I don't believe most users would perserve enough to work through the issues I had. Maybe I don't represent Calendly's main base of premium subscribers, but I can't be the only missed or nearly missed sale amongst however many non-conversions they probably have all the time.
In the scope of their product and customer base, a super small investment either in their team's time (being proactive instead of reactive) or by outsourcing a relatively small project to a person like me. No they aren't going to create Calendly university overnight to provide users and potential users tons of educational content. But I hope they have more educational content in their long-term plans.
To contrast, I have a second recent experience to share.
I use Review My eLearning to share my eLearning projects and collect comments from reviewers on those projects.
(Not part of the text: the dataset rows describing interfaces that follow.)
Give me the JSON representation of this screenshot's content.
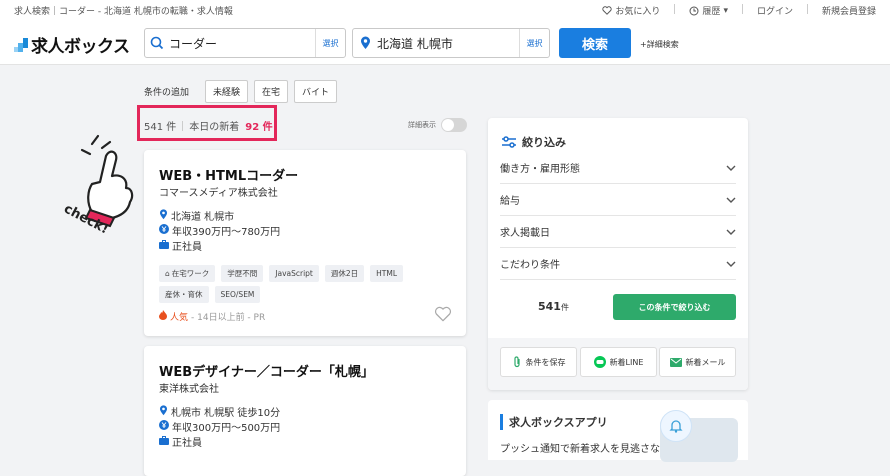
{
  "topbar": {
    "breadcrumb": "求人検索｜コーダー - 北海道 札幌市の転職・求人情報",
    "favorites": "お気に入り",
    "history": "履歴",
    "login": "ログイン",
    "register": "新規会員登録"
  },
  "header": {
    "logo": "求人ボックス",
    "keyword": "コーダー",
    "keyword_select": "選択",
    "location": "北海道 札幌市",
    "location_select": "選択",
    "search_button": "検索",
    "advanced": "+詳細検索"
  },
  "conditions": {
    "label": "条件の追加",
    "chips": [
      "未経験",
      "在宅",
      "バイト"
    ]
  },
  "results": {
    "count": "541 件",
    "today_label": "本日の新着",
    "today_count": "92 件",
    "detail_label": "詳細表示"
  },
  "annotation": {
    "check_text": "check!"
  },
  "jobs": [
    {
      "title": "WEB・HTMLコーダー",
      "company": "コマースメディア株式会社",
      "location": "北海道 札幌市",
      "salary": "年収390万円〜780万円",
      "employment": "正社員",
      "tags": [
        "在宅ワーク",
        "学歴不問",
        "JavaScript",
        "週休2日",
        "HTML",
        "産休・育休",
        "SEO/SEM"
      ],
      "popular": "人気",
      "meta": "- 14日以上前 - PR"
    },
    {
      "title": "WEBデザイナー／コーダー「札幌」",
      "company": "東洋株式会社",
      "location": "札幌市 札幌駅 徒歩10分",
      "salary": "年収300万円〜500万円",
      "employment": "正社員"
    }
  ],
  "sidebar": {
    "title": "絞り込み",
    "filters": [
      "働き方・雇用形態",
      "給与",
      "求人掲載日",
      "こだわり条件"
    ],
    "total": "541",
    "total_unit": "件",
    "apply": "この条件で絞り込む",
    "save": "条件を保存",
    "line": "新着LINE",
    "mail": "新着メール"
  },
  "app": {
    "title": "求人ボックスアプリ",
    "desc": "プッシュ通知で新着求人を見逃さない！"
  },
  "colors": {
    "accent": "#1a7ee0",
    "highlight": "#e3275a",
    "apply": "#2eaa6b"
  }
}
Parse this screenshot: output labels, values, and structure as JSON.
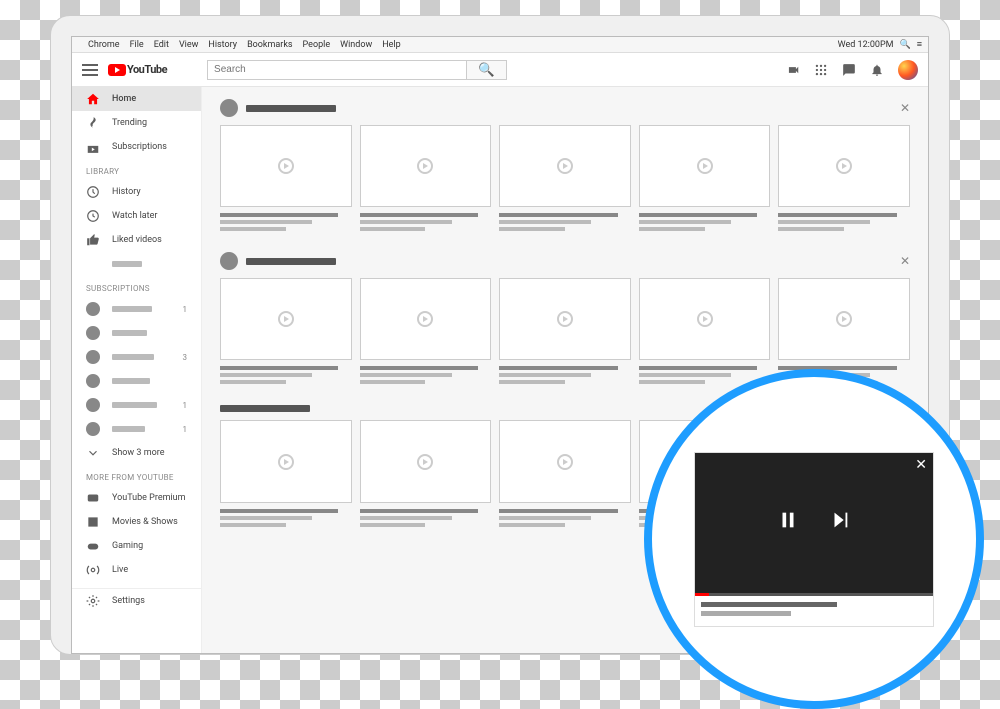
{
  "menubar": {
    "items": [
      "Chrome",
      "File",
      "Edit",
      "View",
      "History",
      "Bookmarks",
      "People",
      "Window",
      "Help"
    ],
    "clock": "Wed 12:00PM"
  },
  "header": {
    "logo_text": "YouTube",
    "search_placeholder": "Search"
  },
  "sidebar": {
    "primary": [
      {
        "icon": "home",
        "label": "Home",
        "active": true
      },
      {
        "icon": "fire",
        "label": "Trending"
      },
      {
        "icon": "subs",
        "label": "Subscriptions"
      }
    ],
    "library_title": "LIBRARY",
    "library": [
      {
        "icon": "history",
        "label": "History"
      },
      {
        "icon": "clock",
        "label": "Watch later"
      },
      {
        "icon": "thumb",
        "label": "Liked videos"
      },
      {
        "icon": "list",
        "label": ""
      }
    ],
    "subs_title": "SUBSCRIPTIONS",
    "subs": [
      {
        "count": "1"
      },
      {
        "count": ""
      },
      {
        "count": "3"
      },
      {
        "count": ""
      },
      {
        "count": "1"
      },
      {
        "count": "1"
      }
    ],
    "show_more": "Show 3 more",
    "more_title": "MORE FROM YOUTUBE",
    "more": [
      {
        "icon": "premium",
        "label": "YouTube Premium"
      },
      {
        "icon": "movies",
        "label": "Movies & Shows"
      },
      {
        "icon": "gaming",
        "label": "Gaming"
      },
      {
        "icon": "live",
        "label": "Live"
      }
    ],
    "settings_label": "Settings"
  },
  "main": {
    "shelves": [
      {
        "has_avatar": true,
        "closable": true,
        "cards": 5
      },
      {
        "has_avatar": true,
        "closable": true,
        "cards": 5
      },
      {
        "has_avatar": false,
        "closable": false,
        "cards": 5
      }
    ]
  },
  "miniplayer": {
    "close": "✕",
    "pause": "❚❚",
    "next": "▶|"
  }
}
The account that I have only allows a few courses to be hosted a one time.
Review My eLearning has a fairly intuitive interface, so I had never visited the online help or investigated all of the capabilities in depth. As a result, I didn't know there was a way to upload new versions of a course and retain comments through multiple reviews. Because this didn't come up super often for me, I hadn't taken the time to find out what the right way was. Instead, I was exporting comments, deleting the course to make room on the account for the new version, and uploading the new version. I knew it wasn't the most efficient way of handling it, but it wasn't painful enough for me to figure out the right way.
But Review My eLearning recently updated their software and the update included a new tour. The next time I went into my account after the update, they had a WalkMe style in-app tour that showed me the main features in just a few seconds. I learned about the feature I hadn't previously known was there (or maybe it was a new feature, I don't know): that I could in fact replace a course with a new version, retaining the previous comments. I had reason to use it right away, and the beautiful AHA moment happened. Problem solved. Time saved. Customer Happiness.
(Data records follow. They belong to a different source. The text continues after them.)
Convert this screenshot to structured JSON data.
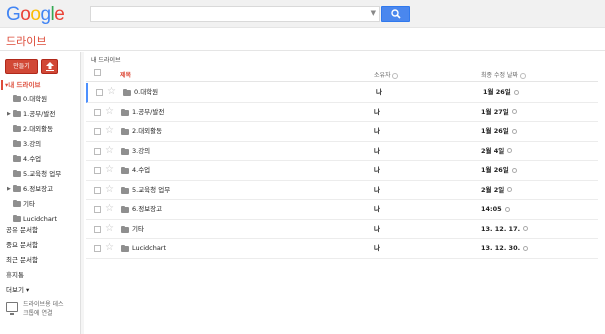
{
  "header": {
    "logo": [
      "G",
      "o",
      "o",
      "g",
      "l",
      "e"
    ],
    "search_placeholder": "",
    "search_icon": "search-icon"
  },
  "app": {
    "title": "드라이브"
  },
  "sidebar": {
    "new_label": "만들기",
    "upload_icon": "upload-icon",
    "my_drive": "내 드라이브",
    "tree": [
      {
        "label": "0.대학원",
        "expandable": false
      },
      {
        "label": "1.공부/발전",
        "expandable": true
      },
      {
        "label": "2.대외활동",
        "expandable": false
      },
      {
        "label": "3.강의",
        "expandable": false
      },
      {
        "label": "4.수업",
        "expandable": false
      },
      {
        "label": "5.교육청 업무",
        "expandable": false
      },
      {
        "label": "6.정보장고",
        "expandable": true
      },
      {
        "label": "기타",
        "expandable": false
      },
      {
        "label": "Lucidchart",
        "expandable": false
      }
    ],
    "links": [
      "공유 문서함",
      "중요 문서함",
      "최근 문서함",
      "휴지통",
      "더보기 ▾"
    ],
    "desktop_promo": [
      "드라이브용 데스",
      "크톱에 연결"
    ]
  },
  "main": {
    "breadcrumb": "내 드라이브",
    "columns": {
      "title": "제목",
      "owner": "소유자",
      "modified": "최종 수정 날짜"
    },
    "rows": [
      {
        "name": "0.대학원",
        "owner": "나",
        "date": "1월 26일"
      },
      {
        "name": "1.공부/발전",
        "owner": "나",
        "date": "1월 27일"
      },
      {
        "name": "2.대외활동",
        "owner": "나",
        "date": "1월 26일"
      },
      {
        "name": "3.강의",
        "owner": "나",
        "date": "2월 4일"
      },
      {
        "name": "4.수업",
        "owner": "나",
        "date": "1월 26일"
      },
      {
        "name": "5.교육청 업무",
        "owner": "나",
        "date": "2월 2일"
      },
      {
        "name": "6.정보장고",
        "owner": "나",
        "date": "14:05"
      },
      {
        "name": "기타",
        "owner": "나",
        "date": "13. 12. 17."
      },
      {
        "name": "Lucidchart",
        "owner": "나",
        "date": "13. 12. 30."
      }
    ]
  },
  "colors": {
    "accent": "#dd4b39",
    "button_blue": "#4a87ee",
    "new_button": "#d14836"
  }
}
I don't know how much of an investment they had to make in that education - it wasn't more than a few sentences. But it showed up in front of the right eyes at the right time.
What do you think I'll do when my subscription comes up? I'm likely to remember how happy I was that they made something easier for me and continue subscribing to their product.
It's worth nothing that the issue I had with Review My eLearning was feature-based and the issue I had with Calendly was not. But as a user, I don't care about the difference. I just want to solve my problems as quickly and easily as possible.
Whether you have a B2C or B2B software business, you can no longer ignore the importance of the right customer educational content in helping your customers be successful with your product. Customer education affects the company's balance sheet, whether you know how to recognize the effect or not. I related in my last post some of the reasons you can justify the expense of customer education as related in the Skilljar/SuccessHacker webinar on How to Create a Successful Customer Training Strategy: reduced support costs, faster time to value for the customer, improved product adoption and overall better customer experience.
My experiences highlight the fact that these issues don't simply justify the cost of developing customer education; the right customer education is a fundamental imperative to the success of your business. You simply must find the right person (ideally a technical communicator or instructional designer or someone with experience at both) and allow them to prioritize creating content to help your customers succeed by solving their problems as quickly and easily as possible.